___ Recorded information ___
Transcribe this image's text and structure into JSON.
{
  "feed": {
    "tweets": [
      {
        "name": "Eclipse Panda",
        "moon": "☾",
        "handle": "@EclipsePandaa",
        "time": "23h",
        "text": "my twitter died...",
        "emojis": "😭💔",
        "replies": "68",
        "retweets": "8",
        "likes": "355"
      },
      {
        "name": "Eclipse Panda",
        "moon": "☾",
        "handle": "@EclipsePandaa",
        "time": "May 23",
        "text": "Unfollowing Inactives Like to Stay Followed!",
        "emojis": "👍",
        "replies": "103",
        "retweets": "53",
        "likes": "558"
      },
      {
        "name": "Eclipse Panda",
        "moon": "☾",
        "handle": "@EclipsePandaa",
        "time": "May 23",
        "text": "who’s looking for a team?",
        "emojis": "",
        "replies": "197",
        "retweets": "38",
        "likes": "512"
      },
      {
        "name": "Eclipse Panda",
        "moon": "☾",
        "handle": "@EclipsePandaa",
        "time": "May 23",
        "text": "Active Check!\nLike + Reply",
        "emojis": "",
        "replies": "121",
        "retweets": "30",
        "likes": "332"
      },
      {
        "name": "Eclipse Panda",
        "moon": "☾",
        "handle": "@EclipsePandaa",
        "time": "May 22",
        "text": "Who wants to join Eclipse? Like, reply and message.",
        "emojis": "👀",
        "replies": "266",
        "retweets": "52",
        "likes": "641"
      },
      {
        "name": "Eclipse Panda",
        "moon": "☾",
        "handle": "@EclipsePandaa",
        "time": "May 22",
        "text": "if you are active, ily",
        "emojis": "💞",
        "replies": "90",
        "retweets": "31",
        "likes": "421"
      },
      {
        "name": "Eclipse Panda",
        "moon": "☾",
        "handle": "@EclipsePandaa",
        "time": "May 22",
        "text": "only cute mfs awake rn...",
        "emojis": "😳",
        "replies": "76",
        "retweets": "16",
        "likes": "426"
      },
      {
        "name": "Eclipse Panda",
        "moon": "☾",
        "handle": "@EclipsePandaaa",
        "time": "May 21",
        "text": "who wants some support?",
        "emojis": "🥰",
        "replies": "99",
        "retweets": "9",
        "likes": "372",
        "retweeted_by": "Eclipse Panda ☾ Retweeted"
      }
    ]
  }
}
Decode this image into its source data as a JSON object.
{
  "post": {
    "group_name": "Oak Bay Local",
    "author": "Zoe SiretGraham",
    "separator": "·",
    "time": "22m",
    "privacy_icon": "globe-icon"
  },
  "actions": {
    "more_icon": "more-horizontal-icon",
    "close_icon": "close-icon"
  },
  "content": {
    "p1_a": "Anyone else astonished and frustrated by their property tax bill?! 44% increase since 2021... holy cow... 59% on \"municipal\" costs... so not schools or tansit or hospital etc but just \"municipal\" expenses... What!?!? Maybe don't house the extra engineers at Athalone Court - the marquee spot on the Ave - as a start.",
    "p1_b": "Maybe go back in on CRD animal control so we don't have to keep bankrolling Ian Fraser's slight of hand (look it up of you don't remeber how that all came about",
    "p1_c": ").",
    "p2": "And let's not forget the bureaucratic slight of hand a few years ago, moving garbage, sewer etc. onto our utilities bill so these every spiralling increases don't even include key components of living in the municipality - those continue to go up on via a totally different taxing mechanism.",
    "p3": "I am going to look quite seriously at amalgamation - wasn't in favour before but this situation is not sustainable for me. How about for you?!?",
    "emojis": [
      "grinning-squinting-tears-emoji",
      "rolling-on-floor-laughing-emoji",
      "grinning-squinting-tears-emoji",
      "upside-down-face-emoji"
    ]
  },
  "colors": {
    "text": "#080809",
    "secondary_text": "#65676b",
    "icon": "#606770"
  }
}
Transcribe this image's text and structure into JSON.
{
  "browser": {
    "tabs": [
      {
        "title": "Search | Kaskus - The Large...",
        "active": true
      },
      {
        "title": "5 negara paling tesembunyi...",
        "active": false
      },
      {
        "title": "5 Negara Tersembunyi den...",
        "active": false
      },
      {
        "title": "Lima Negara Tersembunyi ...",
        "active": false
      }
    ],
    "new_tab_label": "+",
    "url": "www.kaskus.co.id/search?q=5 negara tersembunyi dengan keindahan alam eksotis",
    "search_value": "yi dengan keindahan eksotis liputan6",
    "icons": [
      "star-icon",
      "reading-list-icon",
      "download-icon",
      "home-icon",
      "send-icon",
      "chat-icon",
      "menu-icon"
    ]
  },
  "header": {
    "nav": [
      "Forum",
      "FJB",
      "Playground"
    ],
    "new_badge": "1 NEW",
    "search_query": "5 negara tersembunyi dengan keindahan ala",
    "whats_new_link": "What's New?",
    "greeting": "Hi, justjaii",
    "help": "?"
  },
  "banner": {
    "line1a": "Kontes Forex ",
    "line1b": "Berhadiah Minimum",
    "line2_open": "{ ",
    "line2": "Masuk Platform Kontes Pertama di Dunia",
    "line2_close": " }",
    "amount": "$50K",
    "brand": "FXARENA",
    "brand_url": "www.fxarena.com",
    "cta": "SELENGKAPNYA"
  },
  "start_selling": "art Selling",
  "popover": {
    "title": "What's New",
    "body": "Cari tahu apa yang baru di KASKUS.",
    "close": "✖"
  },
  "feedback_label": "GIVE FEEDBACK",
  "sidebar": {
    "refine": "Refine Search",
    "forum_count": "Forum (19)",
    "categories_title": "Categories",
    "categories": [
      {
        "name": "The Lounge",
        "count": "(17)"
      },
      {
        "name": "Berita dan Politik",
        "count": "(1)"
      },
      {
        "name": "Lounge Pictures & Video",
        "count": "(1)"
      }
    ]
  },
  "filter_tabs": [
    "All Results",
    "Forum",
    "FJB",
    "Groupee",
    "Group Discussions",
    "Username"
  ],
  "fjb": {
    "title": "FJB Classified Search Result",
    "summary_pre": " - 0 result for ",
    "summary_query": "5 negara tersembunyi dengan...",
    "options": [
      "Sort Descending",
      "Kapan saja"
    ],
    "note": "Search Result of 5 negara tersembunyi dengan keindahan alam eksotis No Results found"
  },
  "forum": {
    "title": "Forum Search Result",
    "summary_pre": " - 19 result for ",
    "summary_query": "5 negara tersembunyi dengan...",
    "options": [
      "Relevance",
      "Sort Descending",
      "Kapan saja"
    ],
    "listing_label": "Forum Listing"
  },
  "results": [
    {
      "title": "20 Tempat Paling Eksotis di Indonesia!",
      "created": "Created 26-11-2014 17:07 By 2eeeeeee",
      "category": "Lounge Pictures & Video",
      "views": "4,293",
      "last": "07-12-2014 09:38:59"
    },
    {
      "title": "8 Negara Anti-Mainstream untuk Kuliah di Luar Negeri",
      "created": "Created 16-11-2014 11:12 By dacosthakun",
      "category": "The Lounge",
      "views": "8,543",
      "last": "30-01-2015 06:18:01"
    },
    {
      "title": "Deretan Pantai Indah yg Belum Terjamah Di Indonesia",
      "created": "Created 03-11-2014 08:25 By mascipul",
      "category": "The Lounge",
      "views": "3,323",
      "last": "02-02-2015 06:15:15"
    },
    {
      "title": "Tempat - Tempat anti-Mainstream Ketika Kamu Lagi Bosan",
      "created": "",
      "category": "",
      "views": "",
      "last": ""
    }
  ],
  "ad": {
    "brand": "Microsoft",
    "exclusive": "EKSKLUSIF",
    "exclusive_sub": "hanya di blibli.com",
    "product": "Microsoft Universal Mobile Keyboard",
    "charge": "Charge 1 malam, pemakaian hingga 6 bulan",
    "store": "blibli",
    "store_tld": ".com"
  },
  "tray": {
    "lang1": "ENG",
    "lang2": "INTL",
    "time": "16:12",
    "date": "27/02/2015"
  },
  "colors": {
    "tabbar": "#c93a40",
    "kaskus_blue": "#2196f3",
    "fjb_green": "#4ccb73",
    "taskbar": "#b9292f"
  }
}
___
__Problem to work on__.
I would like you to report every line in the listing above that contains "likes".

__Result of the exercise__.
        "likes": "355"
        "likes": "558"
        "likes": "512"
        "likes": "332"
        "likes": "641"
        "likes": "421"
        "likes": "426"
        "likes": "372",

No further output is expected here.